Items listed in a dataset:
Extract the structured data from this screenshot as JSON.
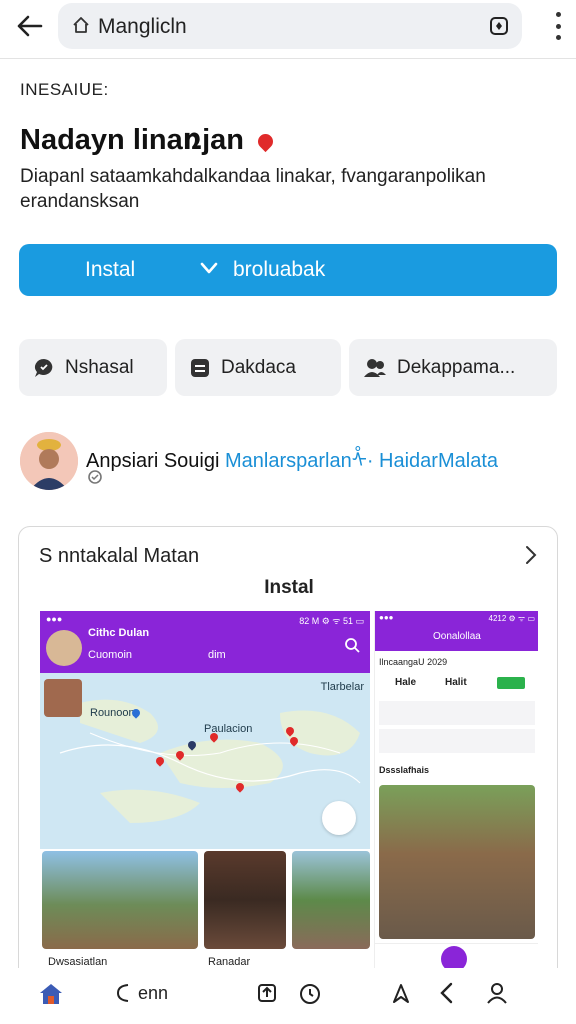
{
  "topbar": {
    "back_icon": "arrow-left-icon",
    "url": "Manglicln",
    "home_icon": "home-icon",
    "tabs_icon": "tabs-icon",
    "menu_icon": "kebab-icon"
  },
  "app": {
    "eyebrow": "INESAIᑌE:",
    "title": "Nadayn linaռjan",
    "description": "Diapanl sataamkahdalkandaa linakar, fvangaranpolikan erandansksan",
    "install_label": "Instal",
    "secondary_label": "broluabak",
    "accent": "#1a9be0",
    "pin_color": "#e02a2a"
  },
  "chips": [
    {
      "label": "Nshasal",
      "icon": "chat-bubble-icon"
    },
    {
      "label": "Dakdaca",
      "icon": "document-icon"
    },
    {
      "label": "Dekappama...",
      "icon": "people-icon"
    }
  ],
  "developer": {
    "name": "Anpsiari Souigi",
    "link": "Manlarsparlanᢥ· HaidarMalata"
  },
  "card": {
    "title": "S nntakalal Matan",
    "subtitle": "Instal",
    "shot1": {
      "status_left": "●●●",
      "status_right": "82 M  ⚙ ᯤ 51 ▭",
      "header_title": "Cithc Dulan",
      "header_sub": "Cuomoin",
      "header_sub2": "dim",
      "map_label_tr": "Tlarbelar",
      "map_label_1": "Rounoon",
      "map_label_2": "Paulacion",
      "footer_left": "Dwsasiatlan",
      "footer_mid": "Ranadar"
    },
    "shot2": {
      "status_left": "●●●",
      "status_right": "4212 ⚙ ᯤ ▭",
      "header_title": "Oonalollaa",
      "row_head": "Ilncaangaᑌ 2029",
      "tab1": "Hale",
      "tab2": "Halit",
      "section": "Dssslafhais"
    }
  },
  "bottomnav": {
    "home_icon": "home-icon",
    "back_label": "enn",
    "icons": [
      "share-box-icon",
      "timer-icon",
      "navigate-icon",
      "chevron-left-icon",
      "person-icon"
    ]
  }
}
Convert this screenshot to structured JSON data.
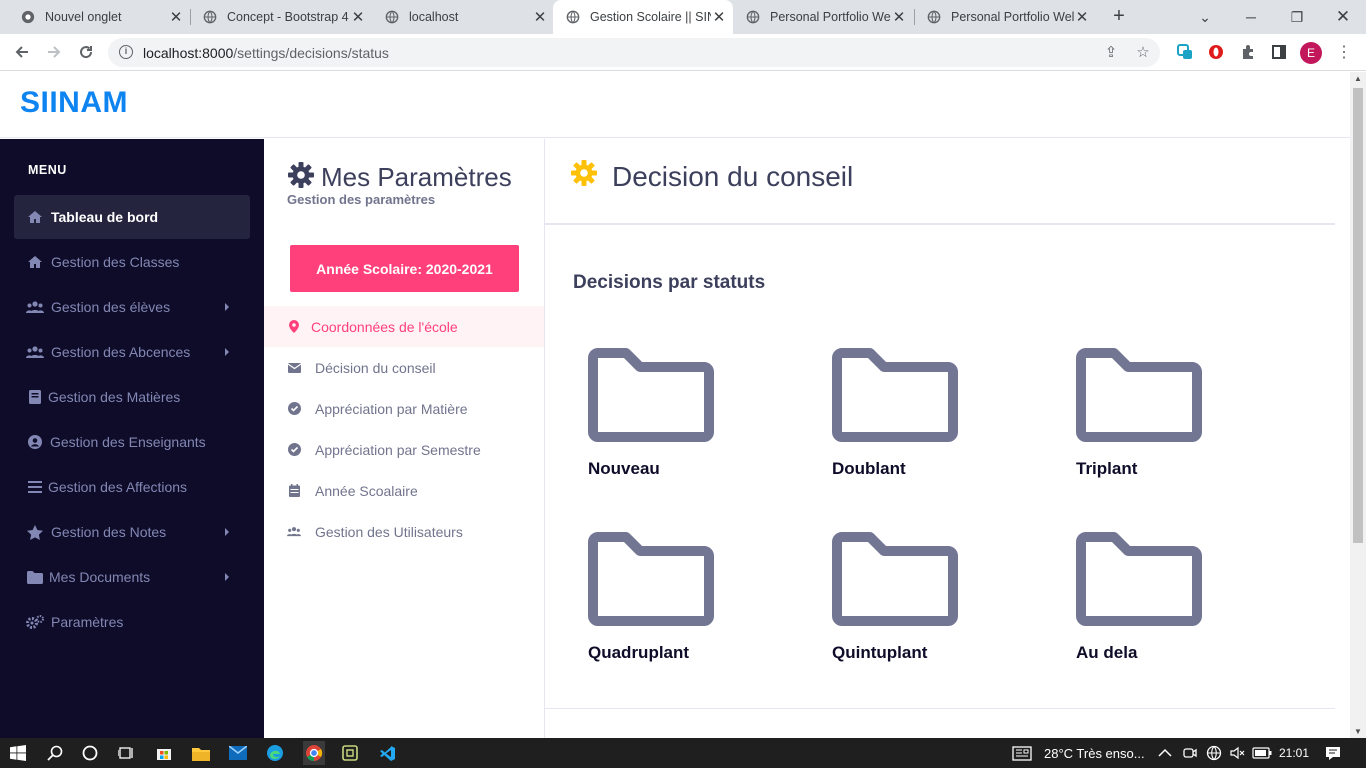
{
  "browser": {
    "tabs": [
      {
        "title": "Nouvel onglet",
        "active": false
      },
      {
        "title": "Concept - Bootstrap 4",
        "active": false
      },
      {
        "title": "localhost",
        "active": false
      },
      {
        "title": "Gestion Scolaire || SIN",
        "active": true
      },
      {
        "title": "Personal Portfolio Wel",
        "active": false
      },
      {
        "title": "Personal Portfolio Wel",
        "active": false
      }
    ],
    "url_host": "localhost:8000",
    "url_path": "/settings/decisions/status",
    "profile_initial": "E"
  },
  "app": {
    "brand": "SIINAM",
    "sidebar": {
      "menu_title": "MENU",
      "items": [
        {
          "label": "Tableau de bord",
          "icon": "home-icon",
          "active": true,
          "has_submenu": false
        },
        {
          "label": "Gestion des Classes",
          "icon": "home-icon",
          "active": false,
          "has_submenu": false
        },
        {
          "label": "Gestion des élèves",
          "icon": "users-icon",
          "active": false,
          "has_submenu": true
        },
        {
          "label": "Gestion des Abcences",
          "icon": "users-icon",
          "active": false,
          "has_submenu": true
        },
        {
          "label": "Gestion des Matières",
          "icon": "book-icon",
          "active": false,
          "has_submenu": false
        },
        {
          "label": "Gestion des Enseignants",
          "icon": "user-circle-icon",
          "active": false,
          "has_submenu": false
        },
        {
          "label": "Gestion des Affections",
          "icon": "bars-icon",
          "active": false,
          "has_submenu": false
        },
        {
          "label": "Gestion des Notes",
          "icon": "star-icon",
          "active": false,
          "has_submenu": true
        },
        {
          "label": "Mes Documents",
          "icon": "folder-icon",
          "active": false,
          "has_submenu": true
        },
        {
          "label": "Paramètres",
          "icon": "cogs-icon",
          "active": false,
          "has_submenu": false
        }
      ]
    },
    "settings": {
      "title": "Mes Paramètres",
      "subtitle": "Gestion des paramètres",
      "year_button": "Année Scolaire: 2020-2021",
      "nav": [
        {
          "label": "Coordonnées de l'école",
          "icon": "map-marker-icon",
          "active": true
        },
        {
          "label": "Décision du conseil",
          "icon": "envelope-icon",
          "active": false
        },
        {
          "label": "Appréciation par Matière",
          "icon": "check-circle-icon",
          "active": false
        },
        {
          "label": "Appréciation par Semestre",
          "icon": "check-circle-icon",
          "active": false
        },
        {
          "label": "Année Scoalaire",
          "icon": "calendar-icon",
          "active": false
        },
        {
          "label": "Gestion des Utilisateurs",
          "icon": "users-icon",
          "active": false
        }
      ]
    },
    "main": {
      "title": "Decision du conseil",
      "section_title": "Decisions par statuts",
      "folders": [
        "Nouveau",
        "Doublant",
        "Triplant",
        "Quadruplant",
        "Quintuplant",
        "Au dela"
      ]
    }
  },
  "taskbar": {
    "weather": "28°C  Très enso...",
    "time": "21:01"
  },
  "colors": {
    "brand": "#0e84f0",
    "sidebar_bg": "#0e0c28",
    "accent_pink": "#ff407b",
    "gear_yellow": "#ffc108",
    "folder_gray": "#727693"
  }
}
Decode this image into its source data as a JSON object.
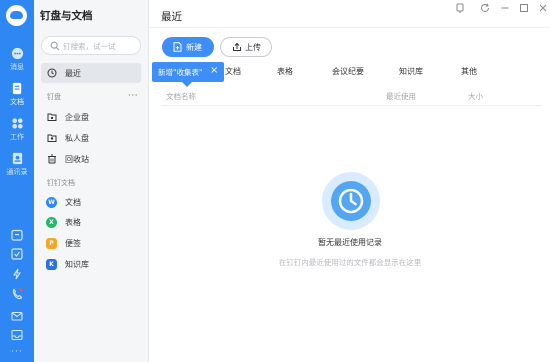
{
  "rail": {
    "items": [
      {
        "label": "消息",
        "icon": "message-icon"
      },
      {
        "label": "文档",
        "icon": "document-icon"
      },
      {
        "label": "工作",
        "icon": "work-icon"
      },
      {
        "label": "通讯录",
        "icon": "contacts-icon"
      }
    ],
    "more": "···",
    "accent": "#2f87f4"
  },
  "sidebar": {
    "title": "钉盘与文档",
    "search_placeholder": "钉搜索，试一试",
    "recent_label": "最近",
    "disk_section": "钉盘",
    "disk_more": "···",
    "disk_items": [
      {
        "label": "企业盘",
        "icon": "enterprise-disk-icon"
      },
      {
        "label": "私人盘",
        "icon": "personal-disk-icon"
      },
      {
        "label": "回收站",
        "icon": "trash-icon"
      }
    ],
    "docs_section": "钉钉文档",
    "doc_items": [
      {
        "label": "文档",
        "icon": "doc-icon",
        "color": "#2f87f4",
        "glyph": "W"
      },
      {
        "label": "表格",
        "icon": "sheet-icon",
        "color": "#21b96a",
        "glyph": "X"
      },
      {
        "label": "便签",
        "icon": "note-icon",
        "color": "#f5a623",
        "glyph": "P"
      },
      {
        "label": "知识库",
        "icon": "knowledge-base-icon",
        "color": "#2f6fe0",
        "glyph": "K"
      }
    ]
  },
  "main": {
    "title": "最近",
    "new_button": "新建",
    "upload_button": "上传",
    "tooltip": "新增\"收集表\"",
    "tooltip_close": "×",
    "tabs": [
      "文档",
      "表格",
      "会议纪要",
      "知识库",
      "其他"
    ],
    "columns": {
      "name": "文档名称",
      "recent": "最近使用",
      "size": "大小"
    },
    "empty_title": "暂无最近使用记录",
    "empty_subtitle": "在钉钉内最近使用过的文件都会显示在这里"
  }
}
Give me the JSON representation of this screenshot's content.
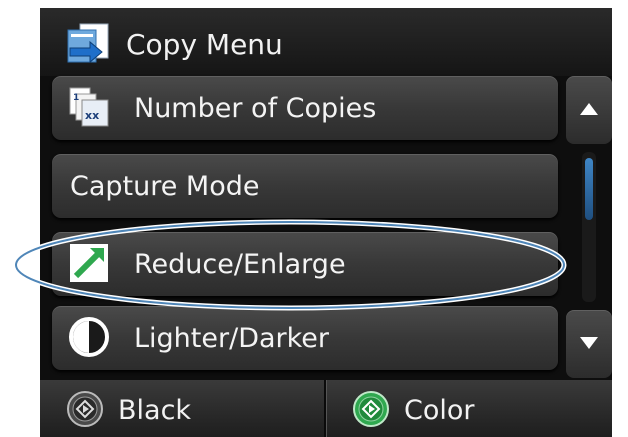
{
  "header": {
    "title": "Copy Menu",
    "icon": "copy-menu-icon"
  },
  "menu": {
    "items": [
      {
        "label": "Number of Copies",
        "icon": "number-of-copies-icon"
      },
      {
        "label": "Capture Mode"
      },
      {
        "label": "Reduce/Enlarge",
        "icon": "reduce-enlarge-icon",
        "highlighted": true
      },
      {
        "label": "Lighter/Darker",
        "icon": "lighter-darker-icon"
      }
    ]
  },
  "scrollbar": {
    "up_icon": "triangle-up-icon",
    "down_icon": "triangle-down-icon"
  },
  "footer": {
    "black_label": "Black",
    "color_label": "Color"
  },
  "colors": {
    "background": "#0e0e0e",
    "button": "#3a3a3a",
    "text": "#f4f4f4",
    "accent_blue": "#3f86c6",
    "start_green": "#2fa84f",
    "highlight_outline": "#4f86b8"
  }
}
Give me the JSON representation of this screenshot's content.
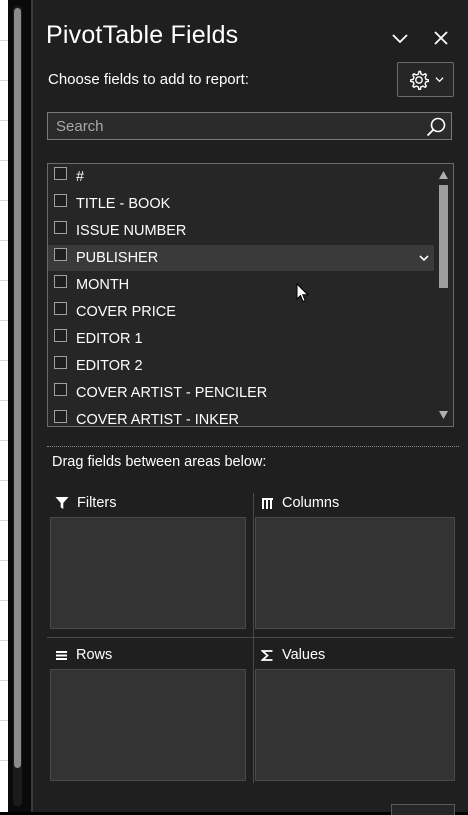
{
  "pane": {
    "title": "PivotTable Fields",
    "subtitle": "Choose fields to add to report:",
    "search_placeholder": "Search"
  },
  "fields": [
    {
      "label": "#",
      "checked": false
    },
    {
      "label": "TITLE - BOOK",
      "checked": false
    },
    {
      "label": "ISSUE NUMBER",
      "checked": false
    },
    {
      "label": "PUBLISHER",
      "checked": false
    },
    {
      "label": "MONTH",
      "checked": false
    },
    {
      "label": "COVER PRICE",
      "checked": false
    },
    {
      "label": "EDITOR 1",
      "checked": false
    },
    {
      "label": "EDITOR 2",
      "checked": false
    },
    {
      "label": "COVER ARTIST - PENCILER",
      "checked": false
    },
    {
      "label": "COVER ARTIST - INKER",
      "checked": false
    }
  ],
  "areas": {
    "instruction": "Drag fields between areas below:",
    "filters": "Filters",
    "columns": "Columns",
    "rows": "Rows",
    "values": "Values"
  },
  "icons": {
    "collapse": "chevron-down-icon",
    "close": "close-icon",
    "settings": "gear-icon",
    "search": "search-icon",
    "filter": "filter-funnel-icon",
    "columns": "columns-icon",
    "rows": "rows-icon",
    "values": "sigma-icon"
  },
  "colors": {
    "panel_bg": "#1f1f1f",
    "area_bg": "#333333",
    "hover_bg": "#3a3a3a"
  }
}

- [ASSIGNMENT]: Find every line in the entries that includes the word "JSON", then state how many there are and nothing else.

- [TASK SOLUTION]: 5